Riapriro` quella porta verde acqua per l’ultima volta in un disperato tentativo di aggiustare qualcosa che non e` rotto ma semplicemente non c’e`.
Sei sicuro?
Penso proprio di si.

Sono sveglia di notte fonda con la testa che esplode e gli occhi che bruciano. Mi saro` lavata i denti 7 volte ma il sapore di amaro non vuole andarsene.
Alla fine l’uragano Ike ha colpito solo me e io non vedo l’ora che inizi a diluviare cosi potro` danzare sotto la pioggia e far finta di essere in India o in qualche altra parte del mondo dove non esiste Batman.

La Verita`

e` che non so COSA voglio. Mi ritrovo catapultata da una parte all’altra del mondo in un arco di tempo troppo breve per rendermene conto. In ogni posto il mio comportamento e` modificato dalle circostanze e non riconoscere me stessa mi fa sentire ancora piu` persa. Mi aggrappo alle piccole cose che sanno di stabilita` Read More…

e` che non so COSA voglio.

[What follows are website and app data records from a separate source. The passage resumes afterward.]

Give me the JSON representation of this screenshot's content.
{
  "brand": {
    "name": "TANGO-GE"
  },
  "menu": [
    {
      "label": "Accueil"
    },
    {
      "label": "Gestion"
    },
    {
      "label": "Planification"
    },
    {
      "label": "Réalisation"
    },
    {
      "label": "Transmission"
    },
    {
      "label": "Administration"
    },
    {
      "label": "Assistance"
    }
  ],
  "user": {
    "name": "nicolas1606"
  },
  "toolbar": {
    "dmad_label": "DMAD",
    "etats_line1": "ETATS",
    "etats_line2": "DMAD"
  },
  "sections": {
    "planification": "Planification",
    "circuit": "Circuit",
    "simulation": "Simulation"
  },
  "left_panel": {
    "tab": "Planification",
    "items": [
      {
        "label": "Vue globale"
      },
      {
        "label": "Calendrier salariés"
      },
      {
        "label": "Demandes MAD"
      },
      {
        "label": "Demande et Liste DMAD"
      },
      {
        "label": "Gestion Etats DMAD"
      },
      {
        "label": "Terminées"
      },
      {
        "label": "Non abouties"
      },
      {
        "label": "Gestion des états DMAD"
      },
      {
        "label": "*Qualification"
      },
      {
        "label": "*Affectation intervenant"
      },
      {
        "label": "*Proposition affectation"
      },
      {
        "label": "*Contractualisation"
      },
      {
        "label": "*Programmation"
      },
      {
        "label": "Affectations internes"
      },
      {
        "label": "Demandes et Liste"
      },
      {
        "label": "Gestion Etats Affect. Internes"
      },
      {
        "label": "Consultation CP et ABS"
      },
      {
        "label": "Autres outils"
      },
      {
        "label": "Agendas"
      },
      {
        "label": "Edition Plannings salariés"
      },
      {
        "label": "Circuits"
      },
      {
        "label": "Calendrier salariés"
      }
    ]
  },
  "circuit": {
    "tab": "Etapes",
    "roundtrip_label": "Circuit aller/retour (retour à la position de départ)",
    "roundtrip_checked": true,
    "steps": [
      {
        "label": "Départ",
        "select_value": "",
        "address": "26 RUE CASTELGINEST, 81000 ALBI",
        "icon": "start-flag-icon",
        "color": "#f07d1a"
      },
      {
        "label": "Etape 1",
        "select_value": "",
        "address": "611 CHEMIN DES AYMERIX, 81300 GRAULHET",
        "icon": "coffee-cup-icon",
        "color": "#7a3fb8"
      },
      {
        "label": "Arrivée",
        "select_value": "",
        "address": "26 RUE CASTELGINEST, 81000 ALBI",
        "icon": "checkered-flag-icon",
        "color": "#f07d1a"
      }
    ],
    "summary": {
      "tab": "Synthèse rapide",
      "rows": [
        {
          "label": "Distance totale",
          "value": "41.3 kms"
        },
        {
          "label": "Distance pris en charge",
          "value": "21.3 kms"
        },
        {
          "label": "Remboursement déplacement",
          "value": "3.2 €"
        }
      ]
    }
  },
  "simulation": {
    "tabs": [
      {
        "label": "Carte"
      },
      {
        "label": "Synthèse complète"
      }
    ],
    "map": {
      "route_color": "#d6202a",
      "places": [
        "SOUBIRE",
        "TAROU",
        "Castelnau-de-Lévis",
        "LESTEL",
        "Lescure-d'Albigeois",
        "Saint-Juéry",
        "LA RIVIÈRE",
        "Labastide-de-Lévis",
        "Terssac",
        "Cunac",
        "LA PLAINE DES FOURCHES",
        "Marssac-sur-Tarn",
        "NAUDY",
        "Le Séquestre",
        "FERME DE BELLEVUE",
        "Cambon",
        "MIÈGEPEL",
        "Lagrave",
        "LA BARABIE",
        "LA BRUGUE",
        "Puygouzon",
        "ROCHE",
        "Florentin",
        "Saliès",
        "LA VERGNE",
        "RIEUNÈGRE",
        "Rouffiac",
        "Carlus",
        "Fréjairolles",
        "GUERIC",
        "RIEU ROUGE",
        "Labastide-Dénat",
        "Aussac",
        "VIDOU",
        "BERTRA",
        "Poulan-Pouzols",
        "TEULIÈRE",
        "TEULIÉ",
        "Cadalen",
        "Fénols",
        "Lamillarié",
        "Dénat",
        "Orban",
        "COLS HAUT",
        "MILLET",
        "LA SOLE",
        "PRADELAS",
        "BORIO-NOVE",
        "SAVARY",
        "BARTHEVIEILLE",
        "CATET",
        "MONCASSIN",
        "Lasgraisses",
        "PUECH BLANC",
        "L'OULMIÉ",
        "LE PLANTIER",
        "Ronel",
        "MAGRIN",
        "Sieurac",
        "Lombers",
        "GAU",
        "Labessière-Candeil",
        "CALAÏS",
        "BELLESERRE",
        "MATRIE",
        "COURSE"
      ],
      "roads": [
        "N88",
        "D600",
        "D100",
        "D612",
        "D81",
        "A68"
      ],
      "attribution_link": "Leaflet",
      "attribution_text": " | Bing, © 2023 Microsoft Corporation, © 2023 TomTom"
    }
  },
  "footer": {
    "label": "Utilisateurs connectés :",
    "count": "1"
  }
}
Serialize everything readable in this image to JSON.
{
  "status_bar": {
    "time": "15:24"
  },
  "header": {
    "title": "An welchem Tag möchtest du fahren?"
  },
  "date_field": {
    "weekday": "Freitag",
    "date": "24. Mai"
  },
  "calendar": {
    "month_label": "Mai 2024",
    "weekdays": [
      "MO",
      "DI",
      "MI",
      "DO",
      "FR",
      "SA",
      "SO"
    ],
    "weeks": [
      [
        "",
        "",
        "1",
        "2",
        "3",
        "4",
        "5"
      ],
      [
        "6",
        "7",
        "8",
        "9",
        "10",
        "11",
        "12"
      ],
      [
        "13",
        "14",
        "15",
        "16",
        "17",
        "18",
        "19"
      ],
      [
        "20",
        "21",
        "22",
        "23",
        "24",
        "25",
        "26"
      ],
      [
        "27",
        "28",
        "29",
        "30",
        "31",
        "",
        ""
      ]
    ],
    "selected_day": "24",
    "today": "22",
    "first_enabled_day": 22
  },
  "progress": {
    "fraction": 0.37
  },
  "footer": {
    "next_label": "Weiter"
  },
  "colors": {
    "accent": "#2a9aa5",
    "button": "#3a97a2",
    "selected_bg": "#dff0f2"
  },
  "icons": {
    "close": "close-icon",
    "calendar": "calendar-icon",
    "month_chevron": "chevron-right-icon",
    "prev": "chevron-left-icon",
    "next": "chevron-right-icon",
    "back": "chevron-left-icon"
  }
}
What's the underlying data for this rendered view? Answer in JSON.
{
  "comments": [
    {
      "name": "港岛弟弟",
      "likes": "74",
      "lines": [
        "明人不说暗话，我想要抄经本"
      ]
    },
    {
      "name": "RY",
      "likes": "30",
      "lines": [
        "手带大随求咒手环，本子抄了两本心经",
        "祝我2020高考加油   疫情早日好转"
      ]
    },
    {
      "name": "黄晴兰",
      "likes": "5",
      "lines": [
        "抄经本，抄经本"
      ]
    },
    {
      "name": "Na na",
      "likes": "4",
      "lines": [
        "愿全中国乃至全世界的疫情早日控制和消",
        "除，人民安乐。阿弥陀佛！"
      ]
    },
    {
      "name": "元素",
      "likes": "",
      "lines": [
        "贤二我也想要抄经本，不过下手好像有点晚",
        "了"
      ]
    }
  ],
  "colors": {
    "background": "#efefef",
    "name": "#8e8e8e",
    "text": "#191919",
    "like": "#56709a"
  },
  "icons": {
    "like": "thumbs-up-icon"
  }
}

Mi ritrovo catapultata da una parte all’altra del mondo in un arco di tempo troppo breve per rendermene conto.
In ogni posto il mio comportamento e` modificato dalle circostanze e non riconoscere me stessa mi fa sentire ancora piu` persa. Mi aggrappo alle piccole cose che sanno di stabilita` e di casa: una pasta al pesto, una canzone di Vasco Rossi, un film di Bollywood e un po` di incenso!
Ma che cazzo di miscuglio sono?
E dove cazzo sono finita?
Ma soprattutto COSA VOGLIO?

Almeno Dicembre arrivera` in fretta e potro` di nuovo mimetizzarmi coi Lecchesi; e se ancora saro` reduce dallo shock culturale e la mini crisi esistenziale… almeno potro` berci sopra senza dover temere l’arresto!